In the listing below, locate the lines bearing the word "menú". Copy every one of them.

::::::

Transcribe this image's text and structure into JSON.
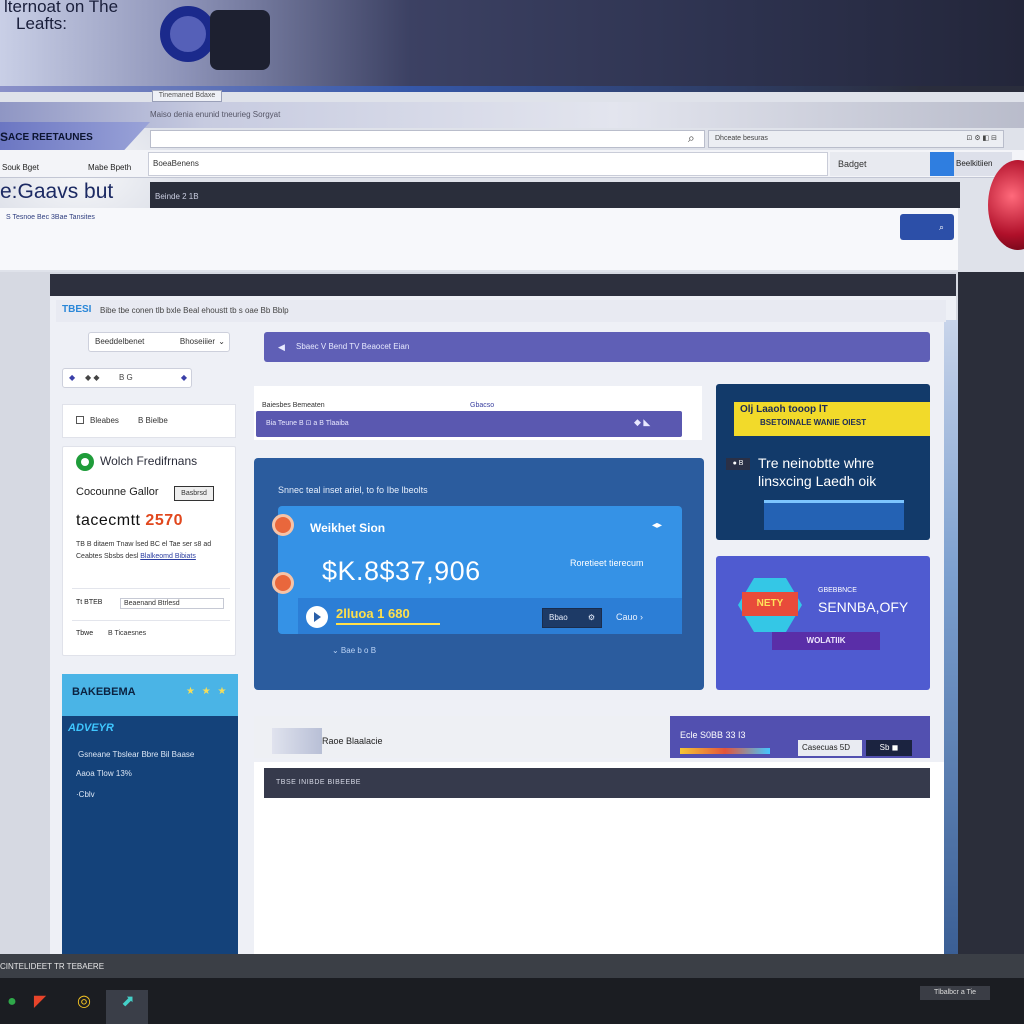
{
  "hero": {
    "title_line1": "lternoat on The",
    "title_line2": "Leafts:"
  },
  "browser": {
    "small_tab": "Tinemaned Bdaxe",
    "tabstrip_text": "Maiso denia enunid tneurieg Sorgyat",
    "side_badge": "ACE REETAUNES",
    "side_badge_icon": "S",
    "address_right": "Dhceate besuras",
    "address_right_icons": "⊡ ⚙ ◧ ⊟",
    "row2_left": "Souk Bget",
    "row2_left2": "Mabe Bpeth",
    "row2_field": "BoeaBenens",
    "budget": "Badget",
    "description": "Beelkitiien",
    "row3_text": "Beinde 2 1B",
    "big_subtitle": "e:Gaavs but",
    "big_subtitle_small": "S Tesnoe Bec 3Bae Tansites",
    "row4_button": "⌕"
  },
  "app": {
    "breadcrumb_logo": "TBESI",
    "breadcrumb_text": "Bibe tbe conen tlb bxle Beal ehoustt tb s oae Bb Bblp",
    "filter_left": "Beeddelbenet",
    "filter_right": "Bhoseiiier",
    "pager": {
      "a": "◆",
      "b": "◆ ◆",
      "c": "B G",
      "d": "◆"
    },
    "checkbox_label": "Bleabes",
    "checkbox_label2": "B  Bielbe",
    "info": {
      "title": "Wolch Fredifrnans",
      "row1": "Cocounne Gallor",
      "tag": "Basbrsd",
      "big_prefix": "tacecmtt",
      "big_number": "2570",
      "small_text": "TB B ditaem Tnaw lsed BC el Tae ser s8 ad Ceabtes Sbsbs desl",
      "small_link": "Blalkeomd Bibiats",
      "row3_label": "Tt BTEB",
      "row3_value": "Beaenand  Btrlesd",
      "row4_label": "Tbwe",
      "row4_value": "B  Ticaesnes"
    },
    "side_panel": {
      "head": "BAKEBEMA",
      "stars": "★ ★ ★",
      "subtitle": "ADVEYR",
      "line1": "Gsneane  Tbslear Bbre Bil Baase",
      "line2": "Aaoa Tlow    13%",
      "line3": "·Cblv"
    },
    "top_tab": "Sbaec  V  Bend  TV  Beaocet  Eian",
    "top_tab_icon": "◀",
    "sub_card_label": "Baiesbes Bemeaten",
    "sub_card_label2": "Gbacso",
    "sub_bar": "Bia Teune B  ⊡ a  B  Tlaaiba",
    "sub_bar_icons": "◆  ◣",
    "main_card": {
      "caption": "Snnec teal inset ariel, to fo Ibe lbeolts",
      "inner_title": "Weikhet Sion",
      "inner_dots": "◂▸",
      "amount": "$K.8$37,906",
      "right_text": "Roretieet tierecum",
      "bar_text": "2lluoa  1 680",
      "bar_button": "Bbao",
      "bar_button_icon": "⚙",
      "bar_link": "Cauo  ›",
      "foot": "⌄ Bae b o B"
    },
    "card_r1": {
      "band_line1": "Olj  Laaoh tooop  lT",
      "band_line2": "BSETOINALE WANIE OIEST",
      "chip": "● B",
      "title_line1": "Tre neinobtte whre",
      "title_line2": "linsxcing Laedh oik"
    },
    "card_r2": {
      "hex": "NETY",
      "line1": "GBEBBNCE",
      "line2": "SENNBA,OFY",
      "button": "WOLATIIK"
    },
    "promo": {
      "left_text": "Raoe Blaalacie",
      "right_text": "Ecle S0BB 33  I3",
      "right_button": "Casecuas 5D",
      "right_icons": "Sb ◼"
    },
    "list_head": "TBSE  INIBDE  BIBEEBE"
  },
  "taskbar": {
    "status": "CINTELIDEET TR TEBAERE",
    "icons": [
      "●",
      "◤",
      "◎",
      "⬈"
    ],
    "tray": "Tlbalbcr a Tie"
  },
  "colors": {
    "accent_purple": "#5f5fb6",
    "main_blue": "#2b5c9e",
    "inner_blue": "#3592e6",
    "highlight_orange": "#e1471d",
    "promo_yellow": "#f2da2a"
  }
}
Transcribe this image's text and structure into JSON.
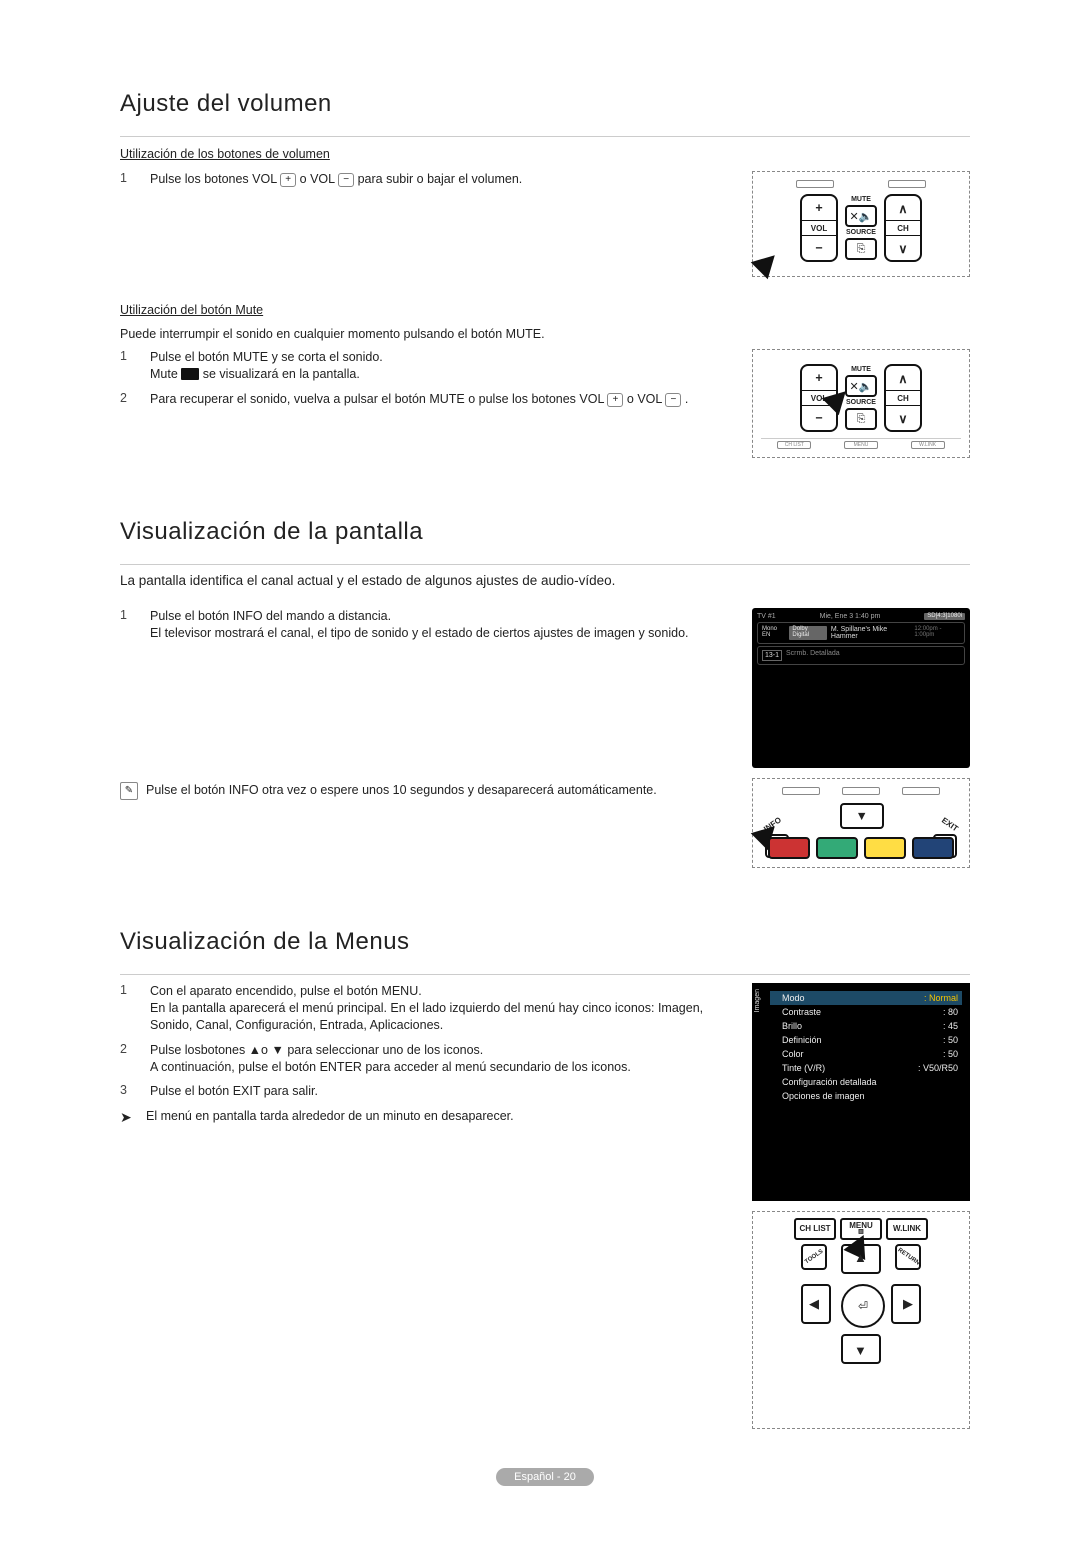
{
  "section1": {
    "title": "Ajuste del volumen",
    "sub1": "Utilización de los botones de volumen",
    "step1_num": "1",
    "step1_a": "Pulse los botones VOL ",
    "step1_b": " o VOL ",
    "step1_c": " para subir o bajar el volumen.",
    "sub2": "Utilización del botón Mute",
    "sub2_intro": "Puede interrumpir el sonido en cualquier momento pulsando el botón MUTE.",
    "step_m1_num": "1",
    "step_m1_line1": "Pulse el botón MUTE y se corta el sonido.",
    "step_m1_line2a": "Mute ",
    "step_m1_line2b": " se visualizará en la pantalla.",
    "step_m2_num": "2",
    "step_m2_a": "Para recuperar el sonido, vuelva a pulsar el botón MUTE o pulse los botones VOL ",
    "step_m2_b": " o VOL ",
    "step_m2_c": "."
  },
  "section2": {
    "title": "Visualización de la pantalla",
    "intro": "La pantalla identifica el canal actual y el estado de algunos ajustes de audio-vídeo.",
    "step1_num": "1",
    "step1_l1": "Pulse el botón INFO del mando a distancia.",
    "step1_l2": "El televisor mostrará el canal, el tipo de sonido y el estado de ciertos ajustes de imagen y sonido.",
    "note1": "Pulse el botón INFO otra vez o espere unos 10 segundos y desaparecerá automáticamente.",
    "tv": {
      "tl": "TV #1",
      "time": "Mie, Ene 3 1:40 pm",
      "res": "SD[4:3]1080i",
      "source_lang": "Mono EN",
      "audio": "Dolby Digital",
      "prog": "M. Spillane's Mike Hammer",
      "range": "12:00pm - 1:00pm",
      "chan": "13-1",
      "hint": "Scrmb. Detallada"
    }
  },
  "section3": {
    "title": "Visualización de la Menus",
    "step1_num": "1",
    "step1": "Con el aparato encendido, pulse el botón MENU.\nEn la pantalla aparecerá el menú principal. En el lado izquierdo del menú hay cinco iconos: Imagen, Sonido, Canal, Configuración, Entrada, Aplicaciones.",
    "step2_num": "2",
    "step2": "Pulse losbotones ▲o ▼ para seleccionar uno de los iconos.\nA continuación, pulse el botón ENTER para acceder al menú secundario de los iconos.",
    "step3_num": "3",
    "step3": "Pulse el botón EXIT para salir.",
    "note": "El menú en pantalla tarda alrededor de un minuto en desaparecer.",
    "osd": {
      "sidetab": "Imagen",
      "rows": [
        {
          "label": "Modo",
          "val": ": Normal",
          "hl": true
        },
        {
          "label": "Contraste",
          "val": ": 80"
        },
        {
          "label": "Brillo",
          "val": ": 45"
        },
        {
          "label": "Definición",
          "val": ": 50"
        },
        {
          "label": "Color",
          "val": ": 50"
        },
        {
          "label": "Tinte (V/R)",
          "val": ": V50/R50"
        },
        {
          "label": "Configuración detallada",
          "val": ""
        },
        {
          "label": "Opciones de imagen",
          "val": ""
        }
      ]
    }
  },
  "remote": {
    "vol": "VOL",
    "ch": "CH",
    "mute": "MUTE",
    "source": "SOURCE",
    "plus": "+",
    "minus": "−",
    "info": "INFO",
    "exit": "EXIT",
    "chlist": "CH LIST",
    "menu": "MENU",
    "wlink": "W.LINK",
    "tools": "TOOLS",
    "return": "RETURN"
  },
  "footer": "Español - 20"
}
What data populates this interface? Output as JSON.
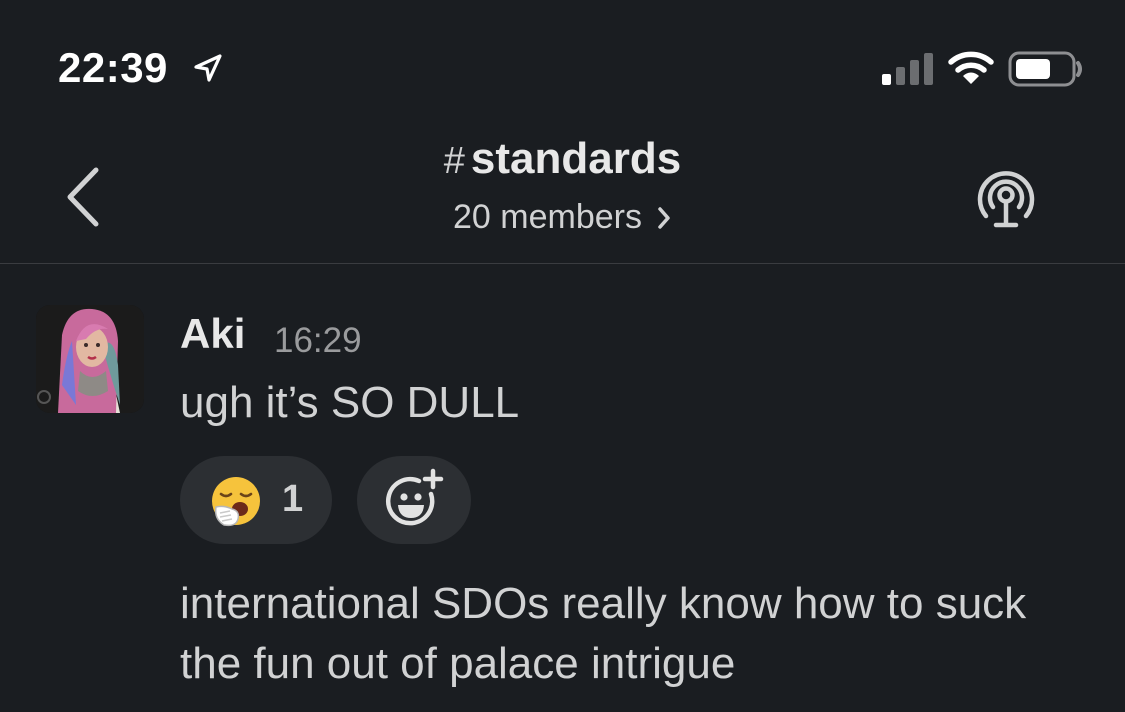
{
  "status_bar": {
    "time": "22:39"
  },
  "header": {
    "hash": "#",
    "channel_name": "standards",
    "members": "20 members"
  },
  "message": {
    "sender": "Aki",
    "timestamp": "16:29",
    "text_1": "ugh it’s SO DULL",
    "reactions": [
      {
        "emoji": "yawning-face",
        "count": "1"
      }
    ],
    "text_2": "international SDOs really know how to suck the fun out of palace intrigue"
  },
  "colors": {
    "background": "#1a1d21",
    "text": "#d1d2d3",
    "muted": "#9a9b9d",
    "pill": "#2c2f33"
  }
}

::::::

#### SOLUTION TO THIS TASK:
    "step1": "Con el aparato encendido, pulse el botón MENU.\nEn la pantalla aparecerá el menú principal. En el lado izquierdo del menú hay cinco iconos: Imagen, Sonido, Canal, Configuración, Entrada, Aplicaciones.",
    "step2": "Pulse losbotones ▲o ▼ para seleccionar uno de los iconos.\nA continuación, pulse el botón ENTER para acceder al menú secundario de los iconos.",
    "note": "El menú en pantalla tarda alrededor de un minuto en desaparecer.",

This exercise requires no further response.